In the year 2000, Searle (this drug’s manufacturer, since taken over by Pfizer) issued a letter of warning to health care providers who might consider using this drug to induce labor or cause an abortion. (My thanks to “americanmum” for reminding me of this!) It says in part:
“Serious adverse events reported following off-label use of Cytotec in pregnant women include maternal or fetal death; uterine hyperstimulation, rupture or perforation requiring uterine surgical repair, hysterectomy or salpingo-oophorectomy; amniotic fluid embolism; severe vaginal bleeding, retained placenta, shock, fetal bradycardia and pelvic pain.
Searle has not conducted research concerning the use of Cytotec for cervical ripening prior to termination of pregnancy or for induction of labor, nor does Searle intend to study or support these uses.”
You may be wondering why anybody uses it at all. This drug can ripen the cervix and/or induce labor. In the case of a medically indicated induction, many women have an unfavorable cervix, and the induction is likely to fail, thus necessitating a C-section. If Cytotec is used, and the cervix dilates and effaces, then the woman can have a vaginal birth and be spared a C-section. That’s a good thing. But at what cost?
Some doctors and even some midwives consider this benefit to be so good, and the risk of a ruptured uterus to be so slight, that they will use it. But isn’t that a choice for the patient to make? And shouldn’t the patient be given all of the information? That’s the simple idea behind “informed consent.” I will grant that most women do not have a problem with this drug. I will allow that most babies will survive with few negative sequelae after a Cytotec induction. But these are choices that the mother must make, weighing all the risks and benefits.

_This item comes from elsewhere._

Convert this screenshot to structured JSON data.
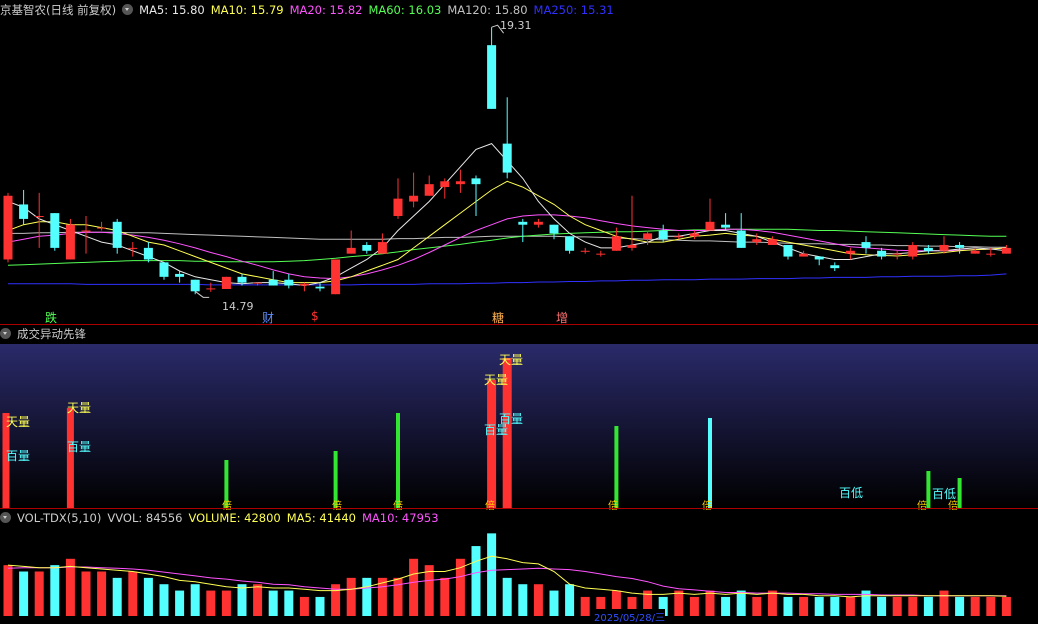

Here is a link to Ina May Gaskin’s website, where she has compiled a summary of articles about Cytotec’s use in labor. It has been quite some time since I’ve read it, but I remember that at least one trial was stopped because of the high rate of uterine ruptures in women who had had a C-section. I hope that if you’ve had a C-section, that your doctor will not use this drug on you, but he is legally allowed to use the drug any way he sees fit. The contraindication warning of this drug to pregnant women does not make it illegal to induce a woman with this drug.
In addition to the above article, here are some more true stories of women who have had negative outcomes from the use of this drug. No drug is 100% safe–not even Tylenol. When the benefit outweighs the risk, it makes sense to use it. But it is up to the person who takes the drug to decide the benefit-risk level.
This woman was induced for her 6th birth, and ended up nearly dying from a uterine rupture.
Here is a link to an investigative report that aired in Nashville, about the potential dangers of Cytotec.
Here is a link to a story that aired on CBS news a few years ago.
There are many other stories I could share, but I will let you conduct your own internet searches. The known disastrous side effects are rare but extremely serious. If you believe that Cytotec/misoprostol/miso should not be used on you, then you should discuss this with your doctor or midwife and have that in writing. Some of the doctors and nurses who have talked about this drug have such cavalier attitudes toward it that they may give it to you without even telling you what they’re doing, or giving you an option. But it’s your body, your baby, and should be your choice.
Filed under: cytotec, induction, informed consent Tagged: | baby, C-section, childbirth, cytotec, health, hysterectomy, informed consent, labor and birth, miso, misoprostol, pregnancy, rupture, uterus